The scene is almost completely filled with black, since the depth values vary linearly from zNear = 0.1 to zFar = 100.0, which, in this case, is quite far away. And since we are near the near plane of the projection pyramid, the depth and, accordingly, the brightness values are very small.
Limited precision buffer depth artifacts
A fairly common visual artifact appears when two planes or two triangles overlap each other so close that the accuracy of the depth buffer is not enough to unambiguously resolve the order of these objects. As a result of this ambiguity, fragments of these objects constantly seem to change the arrangement, creating visual noise and patterns. The phenomenon is called z-fighting , because it looks as if the displayed figures are fighting for the possibility of overlapping another.
In the scene used there are enough places where z-fighting is noticeable: the containers are specially located at the same height as the floor, guaranteeing that the container and the bottom of the container are in the same plane. And this also means that the depth values are equal for both planes, which makes it impossible to resolve the order of these planes using the depth buffer.
If you put the camera in one of the containers, the effect will appear in all its glory. It can be seen how fragments of the floor plane constantly slip through the bottom of the drawer, creating an annoying torn pattern: Z-fighting is a common problem when using the depth buffer and is typically more noticeable for objects distant (since the accuracy of the buffer decreases at a distance). We cannot completely avoid this phenomenon, but in the arsenal of the developer there are several approaches that allow you to reduce or completely get rid of z-fighting in a particular scene.
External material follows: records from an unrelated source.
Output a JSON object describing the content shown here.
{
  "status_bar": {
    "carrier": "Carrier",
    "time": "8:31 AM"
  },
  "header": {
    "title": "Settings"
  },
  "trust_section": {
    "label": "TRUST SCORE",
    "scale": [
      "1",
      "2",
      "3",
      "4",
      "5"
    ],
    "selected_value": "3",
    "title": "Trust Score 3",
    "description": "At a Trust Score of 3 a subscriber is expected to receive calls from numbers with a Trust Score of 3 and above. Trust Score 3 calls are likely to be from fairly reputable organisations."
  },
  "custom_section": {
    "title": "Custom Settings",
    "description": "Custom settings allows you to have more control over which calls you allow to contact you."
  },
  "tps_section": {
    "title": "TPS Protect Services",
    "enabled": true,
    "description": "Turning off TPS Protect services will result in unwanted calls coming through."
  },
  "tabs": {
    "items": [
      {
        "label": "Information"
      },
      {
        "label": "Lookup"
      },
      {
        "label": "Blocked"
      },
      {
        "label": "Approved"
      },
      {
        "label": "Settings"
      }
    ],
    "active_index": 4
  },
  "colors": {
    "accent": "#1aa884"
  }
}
The first and perhaps most important tip will never be to place objects too close to each other with the risk of overlapping their triangles . By adding a small, invisible to the user, the offset between the objects you will ensure yourself freedom from z-fighting. In our case with the plane and containers, it would be enough just to shift the containers in the direction of the positive axis Y. A sufficiently small displacement would be imperceptible, but sufficient to get rid of the artifact. However, this method requires manual modification of the scene and rigorous testing to ensure that there are no manifestations of z-fighting in the scene.
Another approach is to set the near clipping plane as far as possible.. As noted above, significant accuracy is provided near the zNear plane. Therefore, if we move the near plane from the observer, we will provide greater accuracy for the entire volume of the pyramid of visibility. However, it is worth remembering that excessive displacement of the near plane can lead to a noticeable truncation of objects in the vicinity. So this approach requires a certain amount of sample and fit in order to successfully select the zNear value.
The third method simply suggests using the depth buffer format with greater precision., for which you have to pay with a share of productivity. In most cases, buffers with an accuracy of 24 bits are used, but modern video cards allow the use of accuracy of 32 bits for the depth buffer. Additional accuracy will reduce the effect of z-fighting, but it will cost you speed.
These three techniques for getting rid of z-fighting are the most common and easy to implement. There are other ways that are more time-consuming, but still not guaranteeing a complete solution to the problem. Indeed, z-fighting is a typical problem, but with careful use of these techniques, you probably will not have to deal with the manifestations of this artifact at all.
PS: one of the commentators of the original article gives a hint about two methods that 100% eliminate z-fighting: using a stencil buffer when rendering in several approaches; and using the SGIX_reference_plain extension.